Mr Hughes sits dead in his chair, a glass of whisky in his hand, while a low crackle spews from the wireless.
Sasha has been laying at his feet since he died, at 5.54 this morning. It is now near lunch time.
Mr Hughes had decided to die, and so he did. His beloved wife had departed a week earlier, and Mr Hughes set his mind to giving up.
For a week as he shuffled toward death, he put his affairs in order. There weren’t many affairs to be ordered, but he left his estate to his dog Sasha, and left her in the care of the state, with the condition that she remained in the house until she died.
He had some trouble, did Mr Hughes. He thought of all the ways a man can die, but none of them took his fancy. They were too messy, or too expensive, or too illegal.
And so last night he sat down with Sasha, poured himself a whisky, and concentrated on the white noise the wireless had to offer. He sat as still as a statue, and stared out his window.
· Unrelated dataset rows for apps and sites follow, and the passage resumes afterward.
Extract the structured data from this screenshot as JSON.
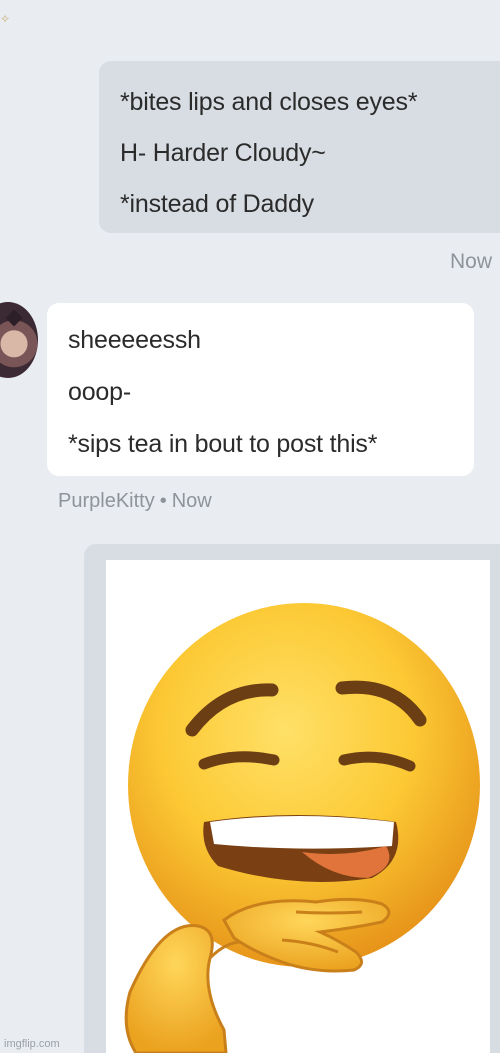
{
  "thread": {
    "outgoing": {
      "lines": [
        "*bites lips and closes eyes*",
        "H- Harder Cloudy~",
        "*instead of Daddy"
      ],
      "time": "Now"
    },
    "incoming": {
      "lines": [
        "sheeeeessh",
        "ooop-",
        "*sips tea in bout to post this*"
      ],
      "sender": "PurpleKitty",
      "separator": "•",
      "time": "Now"
    },
    "image_message": {
      "subject": "lip-biting emoji with hands"
    }
  },
  "watermark": "imgflip.com",
  "colors": {
    "page_bg": "#e9ecf0",
    "outgoing_bubble": "#d7dde3",
    "incoming_bubble": "#ffffff",
    "meta_text": "#8e949a"
  }
}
The rose garden stared back at him from the dew-touched morning lawn. How his wife had adored and tended to those roses! Her hands were bitten by thorns and calloused from secateurs, but the flowers nodded at Mr Hughes then as if in apology for his loss. In the week that Mrs Hughes had been gone, weeds had already started to take over the rose beds. Every time Mr Hughes looked at his wife’s secateurs he felt wrong to fix the situation.
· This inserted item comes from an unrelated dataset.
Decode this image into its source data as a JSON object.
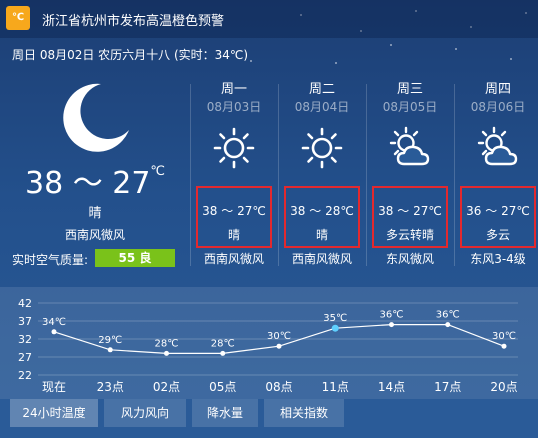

Now he resembles a frozen tree, bluish and brittle, haunting yet beautiful. All Sasha can do is wait for someone to come and knock on the door to find her master’s body.